Pages (from-to)549-568
Journal / PublicationPlanning Perspectives
Issue number4
Publication statusPublished - Oct 2012


Britain's colonial cities benefitted greatly from town planning practices that originated in the mother country. Hong Kong, one of many British colonial cities, grew from a small fishing village to an international metropolis. Urban development in the colony from 1841 to 1941 was continuous and systematic but ended abruptly with the Japanese invasion in World War II. The period was marked by rapid urban growth which brought with it many problems for the colonial management.
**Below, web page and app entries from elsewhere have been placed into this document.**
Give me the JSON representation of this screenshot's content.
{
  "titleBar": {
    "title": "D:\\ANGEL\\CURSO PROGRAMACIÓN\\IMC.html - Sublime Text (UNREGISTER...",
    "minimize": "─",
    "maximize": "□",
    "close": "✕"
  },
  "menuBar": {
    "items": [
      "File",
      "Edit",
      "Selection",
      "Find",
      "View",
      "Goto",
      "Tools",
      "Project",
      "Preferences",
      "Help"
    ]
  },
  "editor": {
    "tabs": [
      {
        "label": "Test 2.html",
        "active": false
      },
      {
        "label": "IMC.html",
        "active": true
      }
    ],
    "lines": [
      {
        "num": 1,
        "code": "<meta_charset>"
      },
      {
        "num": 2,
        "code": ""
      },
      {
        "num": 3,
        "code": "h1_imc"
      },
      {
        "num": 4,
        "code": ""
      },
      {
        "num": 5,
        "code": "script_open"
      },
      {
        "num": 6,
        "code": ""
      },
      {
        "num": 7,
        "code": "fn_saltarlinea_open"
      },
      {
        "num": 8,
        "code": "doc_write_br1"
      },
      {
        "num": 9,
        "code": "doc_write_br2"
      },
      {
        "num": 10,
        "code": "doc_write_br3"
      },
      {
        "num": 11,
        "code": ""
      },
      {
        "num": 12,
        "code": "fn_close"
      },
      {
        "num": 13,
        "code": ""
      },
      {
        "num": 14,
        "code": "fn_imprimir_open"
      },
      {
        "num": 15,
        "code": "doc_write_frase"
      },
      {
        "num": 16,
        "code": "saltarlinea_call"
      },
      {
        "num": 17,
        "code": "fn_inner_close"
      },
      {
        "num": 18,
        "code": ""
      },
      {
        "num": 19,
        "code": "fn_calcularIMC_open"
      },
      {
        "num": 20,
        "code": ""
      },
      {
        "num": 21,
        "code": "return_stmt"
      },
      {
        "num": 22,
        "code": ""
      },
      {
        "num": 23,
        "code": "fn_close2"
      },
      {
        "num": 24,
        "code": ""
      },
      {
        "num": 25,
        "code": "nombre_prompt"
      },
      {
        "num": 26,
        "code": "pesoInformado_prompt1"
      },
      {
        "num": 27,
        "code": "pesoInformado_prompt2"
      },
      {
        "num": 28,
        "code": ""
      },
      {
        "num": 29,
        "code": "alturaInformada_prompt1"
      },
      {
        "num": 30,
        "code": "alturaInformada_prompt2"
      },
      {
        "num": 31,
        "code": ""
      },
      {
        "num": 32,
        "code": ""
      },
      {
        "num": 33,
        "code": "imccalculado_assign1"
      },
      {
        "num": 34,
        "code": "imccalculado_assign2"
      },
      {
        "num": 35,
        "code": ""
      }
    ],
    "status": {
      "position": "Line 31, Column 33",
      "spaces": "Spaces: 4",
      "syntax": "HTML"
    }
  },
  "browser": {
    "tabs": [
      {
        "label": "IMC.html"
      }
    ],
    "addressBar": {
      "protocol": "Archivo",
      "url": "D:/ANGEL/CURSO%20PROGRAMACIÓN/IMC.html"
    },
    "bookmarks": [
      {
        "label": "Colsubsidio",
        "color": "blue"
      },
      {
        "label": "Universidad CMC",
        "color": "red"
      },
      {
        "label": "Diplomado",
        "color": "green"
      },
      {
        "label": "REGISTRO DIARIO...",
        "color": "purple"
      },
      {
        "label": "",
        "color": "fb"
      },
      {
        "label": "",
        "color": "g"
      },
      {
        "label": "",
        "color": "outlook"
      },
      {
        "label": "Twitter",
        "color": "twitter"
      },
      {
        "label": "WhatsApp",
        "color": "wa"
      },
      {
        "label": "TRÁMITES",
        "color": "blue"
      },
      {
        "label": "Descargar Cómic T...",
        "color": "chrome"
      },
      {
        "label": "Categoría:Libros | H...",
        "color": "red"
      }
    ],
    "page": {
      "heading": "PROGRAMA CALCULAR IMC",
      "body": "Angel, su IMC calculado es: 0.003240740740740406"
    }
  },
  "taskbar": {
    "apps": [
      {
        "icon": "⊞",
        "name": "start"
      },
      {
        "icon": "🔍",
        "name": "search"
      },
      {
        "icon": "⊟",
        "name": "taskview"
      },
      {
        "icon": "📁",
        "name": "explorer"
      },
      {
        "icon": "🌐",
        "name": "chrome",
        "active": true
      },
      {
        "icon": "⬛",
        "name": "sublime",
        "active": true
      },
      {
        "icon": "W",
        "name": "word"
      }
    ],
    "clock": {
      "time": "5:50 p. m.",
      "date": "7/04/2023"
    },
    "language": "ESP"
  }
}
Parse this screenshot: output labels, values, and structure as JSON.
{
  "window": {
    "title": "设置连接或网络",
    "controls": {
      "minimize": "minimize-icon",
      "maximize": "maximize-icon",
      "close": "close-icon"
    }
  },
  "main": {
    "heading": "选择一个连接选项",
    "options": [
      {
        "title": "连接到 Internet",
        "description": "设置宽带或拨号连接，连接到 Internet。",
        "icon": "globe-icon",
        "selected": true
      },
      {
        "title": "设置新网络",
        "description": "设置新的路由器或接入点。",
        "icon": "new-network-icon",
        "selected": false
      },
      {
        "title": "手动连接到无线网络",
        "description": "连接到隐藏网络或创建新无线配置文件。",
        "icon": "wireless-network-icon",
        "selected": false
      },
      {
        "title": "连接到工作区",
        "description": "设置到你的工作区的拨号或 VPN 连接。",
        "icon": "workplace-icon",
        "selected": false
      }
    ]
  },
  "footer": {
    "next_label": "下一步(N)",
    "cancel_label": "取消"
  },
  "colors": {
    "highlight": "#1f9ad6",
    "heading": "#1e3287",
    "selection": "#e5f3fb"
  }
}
This paper reviews the urban history of Hong Kong over the 100-year period from 1841 and explores the development motives of the colonial administration. The colonial government appointed British professionals for specialized roles and their services were apparent in significant milestones in the city's town planning and construction. The paper highlights the contributions of a few significant personnel: A.T. Gordon, C.G. Cleverly, Osbert Chadwick, David J. Owen and Wilfred H. Owen. By describing the works of these British colonial professionals, the authors hope to illustrate their impact on the development of Hong Kong, linking history to the present and filling gaps in the study of Hong Kong's early town planning. Both archive research and on-site study were employed in the preparation of this paper which is expected to complement other studies of colonial city planning in Asia and Africa. © 2012 Taylor & Francis.

Research Area(s)

  • Colonialism, Expatriate expert, Historical study, Hong kong, Town planning